Air-cooled Volkswagens are a breed apart. On a Beetle, it’s normal to remove the engine for jobs that don’t require such drastic treatment on most other cars.
This is often not a waste of time because it takes less than 10 minutes to remove the engine. I used to own a 412 Station Wagon, the last of the air-cooled Volks-wagens, and I realise now that I should never have sold it.
I happened to stand outside the workshop recently when one of these drove onto the forecourt. I could not restrain myself and felt drawn to it. My pace quickened when I saw the driver was a beautiful young woman. She returned my greeting and it didn’t take her long to complain that she was finding it difficult to get the fanbelt changed for a reasonable amount of money because all the work-shops claimed that the engine had to be removed before they could perform the job.

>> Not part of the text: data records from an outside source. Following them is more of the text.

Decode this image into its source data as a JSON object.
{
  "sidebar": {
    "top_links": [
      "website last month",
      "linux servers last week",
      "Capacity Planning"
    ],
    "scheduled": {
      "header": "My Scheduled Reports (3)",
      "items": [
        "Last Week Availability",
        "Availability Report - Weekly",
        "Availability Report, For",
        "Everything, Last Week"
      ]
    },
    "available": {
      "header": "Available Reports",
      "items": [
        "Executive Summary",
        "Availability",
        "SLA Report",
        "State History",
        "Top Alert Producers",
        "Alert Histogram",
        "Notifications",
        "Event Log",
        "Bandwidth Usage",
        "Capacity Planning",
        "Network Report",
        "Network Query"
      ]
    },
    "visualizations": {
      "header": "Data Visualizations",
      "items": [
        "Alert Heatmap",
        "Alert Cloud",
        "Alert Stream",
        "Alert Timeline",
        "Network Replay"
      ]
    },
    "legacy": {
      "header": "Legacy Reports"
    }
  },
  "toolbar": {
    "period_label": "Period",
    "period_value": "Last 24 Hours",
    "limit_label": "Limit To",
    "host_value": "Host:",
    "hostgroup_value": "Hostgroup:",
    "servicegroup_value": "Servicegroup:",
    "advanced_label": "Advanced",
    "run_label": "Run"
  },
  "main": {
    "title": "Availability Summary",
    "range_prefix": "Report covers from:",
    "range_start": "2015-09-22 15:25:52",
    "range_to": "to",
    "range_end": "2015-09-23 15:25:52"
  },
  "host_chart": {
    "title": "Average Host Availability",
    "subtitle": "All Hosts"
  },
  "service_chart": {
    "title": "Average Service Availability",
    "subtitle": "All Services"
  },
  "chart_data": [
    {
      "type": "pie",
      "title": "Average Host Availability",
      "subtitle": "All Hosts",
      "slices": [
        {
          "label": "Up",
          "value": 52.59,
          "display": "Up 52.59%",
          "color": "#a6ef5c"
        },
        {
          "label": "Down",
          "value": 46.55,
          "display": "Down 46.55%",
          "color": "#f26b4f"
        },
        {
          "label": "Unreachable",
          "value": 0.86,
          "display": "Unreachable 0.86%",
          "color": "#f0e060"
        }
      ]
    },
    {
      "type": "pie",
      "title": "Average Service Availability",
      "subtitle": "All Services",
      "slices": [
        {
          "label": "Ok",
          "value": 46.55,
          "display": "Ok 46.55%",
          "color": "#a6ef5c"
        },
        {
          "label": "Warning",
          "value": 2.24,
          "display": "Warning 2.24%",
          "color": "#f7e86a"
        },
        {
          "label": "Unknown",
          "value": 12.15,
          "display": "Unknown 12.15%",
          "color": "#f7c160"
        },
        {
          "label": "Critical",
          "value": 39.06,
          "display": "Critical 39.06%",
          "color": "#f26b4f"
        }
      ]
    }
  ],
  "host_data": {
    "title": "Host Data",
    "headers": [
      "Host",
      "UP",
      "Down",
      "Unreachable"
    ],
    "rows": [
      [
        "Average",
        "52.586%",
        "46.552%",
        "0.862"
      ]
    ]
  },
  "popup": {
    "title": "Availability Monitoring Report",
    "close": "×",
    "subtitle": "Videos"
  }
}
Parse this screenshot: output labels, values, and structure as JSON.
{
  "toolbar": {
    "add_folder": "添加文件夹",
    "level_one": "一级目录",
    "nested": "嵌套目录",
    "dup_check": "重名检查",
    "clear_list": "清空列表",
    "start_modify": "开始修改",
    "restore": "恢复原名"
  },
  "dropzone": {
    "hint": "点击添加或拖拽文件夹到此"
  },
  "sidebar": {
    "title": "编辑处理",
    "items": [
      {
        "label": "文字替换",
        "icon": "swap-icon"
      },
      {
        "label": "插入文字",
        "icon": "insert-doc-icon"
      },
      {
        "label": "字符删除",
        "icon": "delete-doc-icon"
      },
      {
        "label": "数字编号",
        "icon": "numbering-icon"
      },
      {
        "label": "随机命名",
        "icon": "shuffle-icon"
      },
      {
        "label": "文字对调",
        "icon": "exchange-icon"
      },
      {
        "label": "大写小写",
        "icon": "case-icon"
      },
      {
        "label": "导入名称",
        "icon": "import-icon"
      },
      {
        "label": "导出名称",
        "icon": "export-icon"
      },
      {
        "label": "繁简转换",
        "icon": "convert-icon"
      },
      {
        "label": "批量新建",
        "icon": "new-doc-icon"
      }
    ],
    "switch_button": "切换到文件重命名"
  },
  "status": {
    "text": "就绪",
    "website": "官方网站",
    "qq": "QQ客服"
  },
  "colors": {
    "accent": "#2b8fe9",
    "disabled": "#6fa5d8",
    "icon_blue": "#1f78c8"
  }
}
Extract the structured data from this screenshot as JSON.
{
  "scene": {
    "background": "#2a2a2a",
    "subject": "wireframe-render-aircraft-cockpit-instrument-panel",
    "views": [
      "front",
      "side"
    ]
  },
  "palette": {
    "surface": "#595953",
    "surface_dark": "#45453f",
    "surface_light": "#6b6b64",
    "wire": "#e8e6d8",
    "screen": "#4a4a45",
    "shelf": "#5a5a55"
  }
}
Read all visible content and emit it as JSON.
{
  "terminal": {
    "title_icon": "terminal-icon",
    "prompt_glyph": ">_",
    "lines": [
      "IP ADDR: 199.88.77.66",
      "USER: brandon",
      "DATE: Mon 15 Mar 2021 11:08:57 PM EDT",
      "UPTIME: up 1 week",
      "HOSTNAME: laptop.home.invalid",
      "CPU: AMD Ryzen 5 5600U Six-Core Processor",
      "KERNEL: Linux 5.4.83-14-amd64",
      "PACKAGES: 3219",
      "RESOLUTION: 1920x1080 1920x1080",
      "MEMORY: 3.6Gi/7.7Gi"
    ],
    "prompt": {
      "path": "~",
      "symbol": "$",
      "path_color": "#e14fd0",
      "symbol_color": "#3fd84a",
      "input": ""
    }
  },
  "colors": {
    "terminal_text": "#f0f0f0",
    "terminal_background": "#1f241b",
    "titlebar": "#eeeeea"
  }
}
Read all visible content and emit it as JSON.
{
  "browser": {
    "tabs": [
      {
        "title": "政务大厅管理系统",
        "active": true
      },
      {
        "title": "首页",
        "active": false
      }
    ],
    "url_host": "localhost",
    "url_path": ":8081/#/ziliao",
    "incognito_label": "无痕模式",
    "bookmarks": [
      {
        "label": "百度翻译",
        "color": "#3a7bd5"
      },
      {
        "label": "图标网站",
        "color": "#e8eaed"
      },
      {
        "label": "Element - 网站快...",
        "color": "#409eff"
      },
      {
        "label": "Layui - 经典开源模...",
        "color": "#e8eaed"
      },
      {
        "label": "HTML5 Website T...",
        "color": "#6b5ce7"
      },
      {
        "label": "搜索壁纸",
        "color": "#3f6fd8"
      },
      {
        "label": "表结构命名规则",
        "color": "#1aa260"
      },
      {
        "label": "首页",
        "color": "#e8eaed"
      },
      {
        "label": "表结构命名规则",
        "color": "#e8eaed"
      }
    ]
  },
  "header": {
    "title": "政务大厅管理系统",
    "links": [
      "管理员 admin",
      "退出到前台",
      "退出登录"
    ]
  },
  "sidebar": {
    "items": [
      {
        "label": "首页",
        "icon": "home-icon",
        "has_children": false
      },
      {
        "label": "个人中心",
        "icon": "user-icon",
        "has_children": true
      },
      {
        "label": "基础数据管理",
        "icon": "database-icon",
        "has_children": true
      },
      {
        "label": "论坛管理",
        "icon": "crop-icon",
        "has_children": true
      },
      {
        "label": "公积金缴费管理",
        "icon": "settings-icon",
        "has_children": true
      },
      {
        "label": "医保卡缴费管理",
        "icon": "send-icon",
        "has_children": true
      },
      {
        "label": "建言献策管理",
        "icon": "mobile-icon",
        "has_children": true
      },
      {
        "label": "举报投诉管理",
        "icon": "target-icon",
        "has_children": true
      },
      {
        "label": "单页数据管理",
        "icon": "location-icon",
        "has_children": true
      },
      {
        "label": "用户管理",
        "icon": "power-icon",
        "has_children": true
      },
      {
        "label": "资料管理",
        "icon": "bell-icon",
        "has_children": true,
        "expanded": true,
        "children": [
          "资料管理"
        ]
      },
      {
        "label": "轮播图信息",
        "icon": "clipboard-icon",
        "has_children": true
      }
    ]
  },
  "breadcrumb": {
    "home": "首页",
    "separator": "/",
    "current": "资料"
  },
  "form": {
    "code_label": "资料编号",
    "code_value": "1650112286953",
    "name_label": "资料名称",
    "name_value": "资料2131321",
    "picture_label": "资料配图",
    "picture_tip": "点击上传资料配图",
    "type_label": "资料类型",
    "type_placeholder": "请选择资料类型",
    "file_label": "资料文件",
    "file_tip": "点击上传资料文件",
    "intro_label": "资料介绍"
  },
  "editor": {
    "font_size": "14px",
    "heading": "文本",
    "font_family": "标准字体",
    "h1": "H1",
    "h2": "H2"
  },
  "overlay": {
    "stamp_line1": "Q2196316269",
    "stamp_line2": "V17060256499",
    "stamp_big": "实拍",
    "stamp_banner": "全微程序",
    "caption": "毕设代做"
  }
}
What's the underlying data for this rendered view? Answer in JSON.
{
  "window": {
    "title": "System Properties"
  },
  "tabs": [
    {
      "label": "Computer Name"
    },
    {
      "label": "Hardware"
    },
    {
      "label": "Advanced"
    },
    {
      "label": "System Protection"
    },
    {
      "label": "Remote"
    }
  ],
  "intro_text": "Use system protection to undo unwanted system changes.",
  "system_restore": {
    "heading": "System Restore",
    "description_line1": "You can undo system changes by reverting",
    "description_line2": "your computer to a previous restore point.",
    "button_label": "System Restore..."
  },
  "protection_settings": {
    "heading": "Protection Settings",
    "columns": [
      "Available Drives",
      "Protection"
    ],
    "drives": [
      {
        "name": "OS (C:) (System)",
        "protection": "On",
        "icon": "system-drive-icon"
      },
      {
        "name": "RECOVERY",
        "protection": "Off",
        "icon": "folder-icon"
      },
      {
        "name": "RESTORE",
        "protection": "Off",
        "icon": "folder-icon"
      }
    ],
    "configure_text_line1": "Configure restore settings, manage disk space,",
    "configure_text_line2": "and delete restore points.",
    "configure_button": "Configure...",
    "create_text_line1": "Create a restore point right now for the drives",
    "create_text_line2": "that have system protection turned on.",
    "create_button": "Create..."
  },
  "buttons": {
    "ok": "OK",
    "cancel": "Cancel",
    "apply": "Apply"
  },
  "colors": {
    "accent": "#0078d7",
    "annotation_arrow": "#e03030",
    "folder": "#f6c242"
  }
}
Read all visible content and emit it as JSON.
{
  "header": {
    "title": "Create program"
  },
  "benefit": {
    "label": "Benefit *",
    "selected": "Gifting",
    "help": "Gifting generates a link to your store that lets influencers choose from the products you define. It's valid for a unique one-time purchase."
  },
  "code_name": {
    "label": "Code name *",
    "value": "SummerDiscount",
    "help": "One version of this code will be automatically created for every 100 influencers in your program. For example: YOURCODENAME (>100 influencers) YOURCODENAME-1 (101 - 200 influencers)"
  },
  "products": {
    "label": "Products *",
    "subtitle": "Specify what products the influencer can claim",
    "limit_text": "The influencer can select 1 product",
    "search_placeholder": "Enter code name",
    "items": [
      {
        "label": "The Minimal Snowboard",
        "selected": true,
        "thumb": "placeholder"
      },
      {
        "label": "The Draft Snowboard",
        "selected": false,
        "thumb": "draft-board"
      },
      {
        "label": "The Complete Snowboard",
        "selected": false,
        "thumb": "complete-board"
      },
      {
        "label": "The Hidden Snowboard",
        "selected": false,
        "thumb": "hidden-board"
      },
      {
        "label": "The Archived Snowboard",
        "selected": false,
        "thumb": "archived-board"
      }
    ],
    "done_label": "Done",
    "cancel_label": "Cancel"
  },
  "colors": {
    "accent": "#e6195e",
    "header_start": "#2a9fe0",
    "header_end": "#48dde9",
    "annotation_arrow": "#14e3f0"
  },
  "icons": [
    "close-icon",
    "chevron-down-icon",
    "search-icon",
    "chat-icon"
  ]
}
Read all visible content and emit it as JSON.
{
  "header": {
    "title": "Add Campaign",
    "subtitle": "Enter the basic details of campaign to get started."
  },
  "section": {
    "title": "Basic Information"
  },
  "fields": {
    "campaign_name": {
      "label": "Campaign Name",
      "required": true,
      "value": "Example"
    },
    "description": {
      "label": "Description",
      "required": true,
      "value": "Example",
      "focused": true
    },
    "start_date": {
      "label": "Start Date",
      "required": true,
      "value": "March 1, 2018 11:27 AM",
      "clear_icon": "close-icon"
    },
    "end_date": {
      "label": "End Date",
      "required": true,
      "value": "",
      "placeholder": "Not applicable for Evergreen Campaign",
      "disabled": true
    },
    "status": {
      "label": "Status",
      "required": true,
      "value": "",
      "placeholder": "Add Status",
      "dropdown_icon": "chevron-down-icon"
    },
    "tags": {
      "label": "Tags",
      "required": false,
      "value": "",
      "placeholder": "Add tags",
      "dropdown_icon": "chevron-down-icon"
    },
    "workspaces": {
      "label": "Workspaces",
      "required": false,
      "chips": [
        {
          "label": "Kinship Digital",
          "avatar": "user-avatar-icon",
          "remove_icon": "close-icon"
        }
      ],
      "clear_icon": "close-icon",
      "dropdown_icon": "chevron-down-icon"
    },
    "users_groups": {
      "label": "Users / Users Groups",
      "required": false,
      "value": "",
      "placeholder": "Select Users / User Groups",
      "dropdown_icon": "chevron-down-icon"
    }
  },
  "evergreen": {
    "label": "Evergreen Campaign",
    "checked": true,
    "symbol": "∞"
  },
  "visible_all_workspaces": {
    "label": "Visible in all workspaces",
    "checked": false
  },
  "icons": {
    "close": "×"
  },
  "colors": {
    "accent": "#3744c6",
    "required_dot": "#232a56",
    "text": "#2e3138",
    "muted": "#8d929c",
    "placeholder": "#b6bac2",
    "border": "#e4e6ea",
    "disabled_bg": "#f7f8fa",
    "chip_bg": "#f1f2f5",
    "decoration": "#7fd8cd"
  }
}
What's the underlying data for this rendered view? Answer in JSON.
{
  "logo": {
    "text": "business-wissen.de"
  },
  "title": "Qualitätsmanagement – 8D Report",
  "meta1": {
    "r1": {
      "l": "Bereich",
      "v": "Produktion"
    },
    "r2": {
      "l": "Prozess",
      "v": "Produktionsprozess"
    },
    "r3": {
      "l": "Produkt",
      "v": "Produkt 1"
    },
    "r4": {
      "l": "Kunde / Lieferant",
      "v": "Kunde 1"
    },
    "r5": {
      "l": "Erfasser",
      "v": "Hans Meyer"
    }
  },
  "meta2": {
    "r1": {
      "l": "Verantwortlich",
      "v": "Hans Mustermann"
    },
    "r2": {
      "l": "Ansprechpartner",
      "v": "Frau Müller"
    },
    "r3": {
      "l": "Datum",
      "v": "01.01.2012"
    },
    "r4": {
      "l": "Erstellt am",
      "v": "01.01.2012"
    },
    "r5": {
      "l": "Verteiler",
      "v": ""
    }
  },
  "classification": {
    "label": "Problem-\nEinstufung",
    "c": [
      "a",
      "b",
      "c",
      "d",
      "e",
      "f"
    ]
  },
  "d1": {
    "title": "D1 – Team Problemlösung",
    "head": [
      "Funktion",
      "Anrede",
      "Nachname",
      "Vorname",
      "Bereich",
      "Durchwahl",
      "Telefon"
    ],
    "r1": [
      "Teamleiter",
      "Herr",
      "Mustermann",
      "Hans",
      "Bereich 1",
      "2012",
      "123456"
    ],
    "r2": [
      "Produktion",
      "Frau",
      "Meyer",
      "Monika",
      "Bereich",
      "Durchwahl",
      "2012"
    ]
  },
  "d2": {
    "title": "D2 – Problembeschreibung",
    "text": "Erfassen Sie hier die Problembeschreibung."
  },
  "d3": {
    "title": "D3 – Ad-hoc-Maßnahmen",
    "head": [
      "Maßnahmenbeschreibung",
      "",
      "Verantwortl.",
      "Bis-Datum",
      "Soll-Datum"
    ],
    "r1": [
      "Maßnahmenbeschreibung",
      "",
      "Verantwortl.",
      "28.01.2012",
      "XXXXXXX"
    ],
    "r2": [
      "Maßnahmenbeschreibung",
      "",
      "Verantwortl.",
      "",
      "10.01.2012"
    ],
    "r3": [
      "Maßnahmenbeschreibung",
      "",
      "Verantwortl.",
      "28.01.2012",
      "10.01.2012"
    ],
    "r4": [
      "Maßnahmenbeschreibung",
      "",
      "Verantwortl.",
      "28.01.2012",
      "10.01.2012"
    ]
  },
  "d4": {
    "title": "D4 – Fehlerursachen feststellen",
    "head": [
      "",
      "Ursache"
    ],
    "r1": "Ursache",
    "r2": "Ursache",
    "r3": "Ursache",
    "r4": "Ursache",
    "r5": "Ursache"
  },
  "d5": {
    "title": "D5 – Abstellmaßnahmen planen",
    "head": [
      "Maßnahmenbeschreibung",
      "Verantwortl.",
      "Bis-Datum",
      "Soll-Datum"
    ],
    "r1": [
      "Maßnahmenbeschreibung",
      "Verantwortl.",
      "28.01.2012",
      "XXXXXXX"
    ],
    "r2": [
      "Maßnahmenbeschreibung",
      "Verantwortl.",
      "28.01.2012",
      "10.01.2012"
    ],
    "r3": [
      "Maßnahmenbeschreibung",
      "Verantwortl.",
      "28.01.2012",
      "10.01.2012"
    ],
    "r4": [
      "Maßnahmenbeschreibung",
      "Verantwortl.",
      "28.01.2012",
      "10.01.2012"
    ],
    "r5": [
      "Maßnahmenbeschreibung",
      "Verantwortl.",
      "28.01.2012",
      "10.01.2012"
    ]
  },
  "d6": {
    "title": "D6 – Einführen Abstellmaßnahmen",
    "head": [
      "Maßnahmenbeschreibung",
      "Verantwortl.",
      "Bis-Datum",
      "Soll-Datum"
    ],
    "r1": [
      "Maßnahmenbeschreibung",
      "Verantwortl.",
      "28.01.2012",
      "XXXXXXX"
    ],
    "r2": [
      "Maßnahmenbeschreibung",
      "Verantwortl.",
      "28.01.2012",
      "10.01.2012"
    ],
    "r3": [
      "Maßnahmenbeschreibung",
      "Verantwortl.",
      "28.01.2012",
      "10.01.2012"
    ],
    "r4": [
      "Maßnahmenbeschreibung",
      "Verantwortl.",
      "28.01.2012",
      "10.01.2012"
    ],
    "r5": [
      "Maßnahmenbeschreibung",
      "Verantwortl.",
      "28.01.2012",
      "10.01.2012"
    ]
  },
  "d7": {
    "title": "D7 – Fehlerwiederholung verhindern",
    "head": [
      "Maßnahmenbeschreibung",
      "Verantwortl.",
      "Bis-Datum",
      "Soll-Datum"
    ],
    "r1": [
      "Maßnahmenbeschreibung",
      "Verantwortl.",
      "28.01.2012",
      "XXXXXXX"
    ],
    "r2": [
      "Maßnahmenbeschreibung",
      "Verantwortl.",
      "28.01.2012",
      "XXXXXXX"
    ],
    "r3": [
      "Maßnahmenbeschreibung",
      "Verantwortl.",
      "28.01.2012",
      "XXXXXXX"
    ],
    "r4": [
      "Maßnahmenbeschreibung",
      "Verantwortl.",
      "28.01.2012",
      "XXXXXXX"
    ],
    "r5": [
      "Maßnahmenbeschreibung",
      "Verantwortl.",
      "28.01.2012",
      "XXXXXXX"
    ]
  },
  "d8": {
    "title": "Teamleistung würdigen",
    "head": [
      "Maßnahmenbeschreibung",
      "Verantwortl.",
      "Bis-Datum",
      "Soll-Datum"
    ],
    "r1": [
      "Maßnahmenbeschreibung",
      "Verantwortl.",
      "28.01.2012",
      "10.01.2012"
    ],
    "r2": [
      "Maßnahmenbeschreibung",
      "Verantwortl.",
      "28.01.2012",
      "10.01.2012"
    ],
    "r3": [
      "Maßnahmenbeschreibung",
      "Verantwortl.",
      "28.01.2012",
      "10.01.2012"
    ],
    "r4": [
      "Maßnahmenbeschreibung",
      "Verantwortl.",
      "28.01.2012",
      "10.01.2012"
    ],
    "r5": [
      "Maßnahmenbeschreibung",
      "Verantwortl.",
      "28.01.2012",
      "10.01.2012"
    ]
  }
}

I explained that the workshop manual says that’s the only way, but that I knew a short-cut. Our workshop would take no more than 30 minutes. I invited her into my office for coffee and rusks while I went to show August how to go about it.
The reason why some workshops claim the engine needs to be taken out is because the crankshaft pulley is so close to a rear reinforcement member that there isn’t enough space in which to guide the belt over the pulley edge. I discovered on my own car that a small modification made to a bracket with a hacksaw allowed me to move the alternator more than the usual amount so that I could get in and change the belt.
August was back with the car plus a new belt in less than 25 minutes and said that the old belt had no reason to still be in one piece.